● Instructions to follow: For every line in the data below that contains "title", copy the line.

● Data to examine:
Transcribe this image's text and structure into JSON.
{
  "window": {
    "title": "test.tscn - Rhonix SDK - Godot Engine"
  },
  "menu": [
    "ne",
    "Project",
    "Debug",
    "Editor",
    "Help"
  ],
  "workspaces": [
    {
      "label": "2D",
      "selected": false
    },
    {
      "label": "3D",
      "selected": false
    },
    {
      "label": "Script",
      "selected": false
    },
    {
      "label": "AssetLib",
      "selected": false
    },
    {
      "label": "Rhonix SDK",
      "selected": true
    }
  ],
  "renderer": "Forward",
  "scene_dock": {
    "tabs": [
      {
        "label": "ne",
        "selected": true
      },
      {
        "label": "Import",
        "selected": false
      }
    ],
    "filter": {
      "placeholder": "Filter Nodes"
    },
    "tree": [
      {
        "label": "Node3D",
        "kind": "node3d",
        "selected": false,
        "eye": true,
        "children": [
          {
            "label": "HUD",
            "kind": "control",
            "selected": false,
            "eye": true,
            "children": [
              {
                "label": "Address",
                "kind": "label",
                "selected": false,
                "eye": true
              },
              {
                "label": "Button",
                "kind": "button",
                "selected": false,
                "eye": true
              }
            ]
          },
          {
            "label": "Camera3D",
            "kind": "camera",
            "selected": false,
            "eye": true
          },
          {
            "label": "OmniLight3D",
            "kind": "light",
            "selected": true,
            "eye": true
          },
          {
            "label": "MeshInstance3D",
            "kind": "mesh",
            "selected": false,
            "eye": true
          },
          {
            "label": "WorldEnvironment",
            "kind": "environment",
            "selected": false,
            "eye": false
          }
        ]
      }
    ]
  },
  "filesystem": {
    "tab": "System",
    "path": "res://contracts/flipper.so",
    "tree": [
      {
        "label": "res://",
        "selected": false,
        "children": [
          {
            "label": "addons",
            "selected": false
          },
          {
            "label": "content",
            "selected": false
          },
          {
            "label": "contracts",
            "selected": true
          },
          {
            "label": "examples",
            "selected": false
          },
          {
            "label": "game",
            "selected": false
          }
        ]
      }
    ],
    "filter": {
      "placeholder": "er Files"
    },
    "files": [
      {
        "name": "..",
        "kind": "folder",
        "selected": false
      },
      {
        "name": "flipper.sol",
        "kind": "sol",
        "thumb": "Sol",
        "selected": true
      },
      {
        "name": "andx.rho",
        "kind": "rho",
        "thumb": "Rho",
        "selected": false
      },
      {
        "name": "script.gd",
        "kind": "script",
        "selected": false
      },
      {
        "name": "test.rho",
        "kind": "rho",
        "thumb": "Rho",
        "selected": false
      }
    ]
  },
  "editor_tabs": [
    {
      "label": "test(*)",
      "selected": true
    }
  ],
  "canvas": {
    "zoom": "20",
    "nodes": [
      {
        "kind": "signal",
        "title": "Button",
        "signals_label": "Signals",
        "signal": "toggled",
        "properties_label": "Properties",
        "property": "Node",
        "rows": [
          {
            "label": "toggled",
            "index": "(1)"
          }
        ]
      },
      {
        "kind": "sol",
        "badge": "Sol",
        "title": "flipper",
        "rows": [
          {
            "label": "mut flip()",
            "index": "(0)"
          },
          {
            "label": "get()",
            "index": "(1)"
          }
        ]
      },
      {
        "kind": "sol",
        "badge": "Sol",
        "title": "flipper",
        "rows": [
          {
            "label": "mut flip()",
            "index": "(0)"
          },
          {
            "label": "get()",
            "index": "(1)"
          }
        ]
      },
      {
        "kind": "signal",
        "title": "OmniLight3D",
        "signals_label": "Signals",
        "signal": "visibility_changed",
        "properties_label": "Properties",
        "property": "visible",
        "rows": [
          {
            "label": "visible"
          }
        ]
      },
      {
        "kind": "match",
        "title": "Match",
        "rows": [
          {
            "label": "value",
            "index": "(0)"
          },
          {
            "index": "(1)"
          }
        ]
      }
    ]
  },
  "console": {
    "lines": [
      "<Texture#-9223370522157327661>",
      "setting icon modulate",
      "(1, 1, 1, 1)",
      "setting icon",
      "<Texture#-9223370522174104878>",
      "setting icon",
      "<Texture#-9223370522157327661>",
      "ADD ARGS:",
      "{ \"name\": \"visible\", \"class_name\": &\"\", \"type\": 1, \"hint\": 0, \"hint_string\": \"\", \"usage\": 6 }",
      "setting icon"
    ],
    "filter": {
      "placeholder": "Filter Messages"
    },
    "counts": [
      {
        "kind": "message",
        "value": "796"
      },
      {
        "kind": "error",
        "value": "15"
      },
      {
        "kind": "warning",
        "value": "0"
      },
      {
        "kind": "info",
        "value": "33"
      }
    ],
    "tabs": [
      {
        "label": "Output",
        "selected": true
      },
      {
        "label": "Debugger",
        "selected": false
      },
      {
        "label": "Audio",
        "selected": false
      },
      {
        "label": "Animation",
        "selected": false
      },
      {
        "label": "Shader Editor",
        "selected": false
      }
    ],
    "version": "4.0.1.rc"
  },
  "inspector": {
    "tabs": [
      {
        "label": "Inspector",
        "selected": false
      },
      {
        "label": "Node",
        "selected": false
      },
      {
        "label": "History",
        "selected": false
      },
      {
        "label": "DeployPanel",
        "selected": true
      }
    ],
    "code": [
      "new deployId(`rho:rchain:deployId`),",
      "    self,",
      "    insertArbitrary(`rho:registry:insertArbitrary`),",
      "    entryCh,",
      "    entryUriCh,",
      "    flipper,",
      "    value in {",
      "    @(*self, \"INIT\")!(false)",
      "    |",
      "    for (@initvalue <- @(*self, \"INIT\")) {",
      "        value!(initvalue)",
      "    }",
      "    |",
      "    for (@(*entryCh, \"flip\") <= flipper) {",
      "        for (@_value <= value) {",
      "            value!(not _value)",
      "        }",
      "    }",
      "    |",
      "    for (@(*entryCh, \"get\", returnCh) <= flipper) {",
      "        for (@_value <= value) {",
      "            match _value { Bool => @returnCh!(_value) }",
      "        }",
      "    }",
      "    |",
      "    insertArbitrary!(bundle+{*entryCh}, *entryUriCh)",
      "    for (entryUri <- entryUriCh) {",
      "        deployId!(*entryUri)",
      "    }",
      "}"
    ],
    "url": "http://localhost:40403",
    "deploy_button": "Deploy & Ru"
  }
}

● Final answer:
    "title": "test.tscn - Rhonix SDK - Godot Engine"
        "title": "Button",
        "title": "flipper",
        "title": "flipper",
        "title": "OmniLight3D",
        "title": "Match",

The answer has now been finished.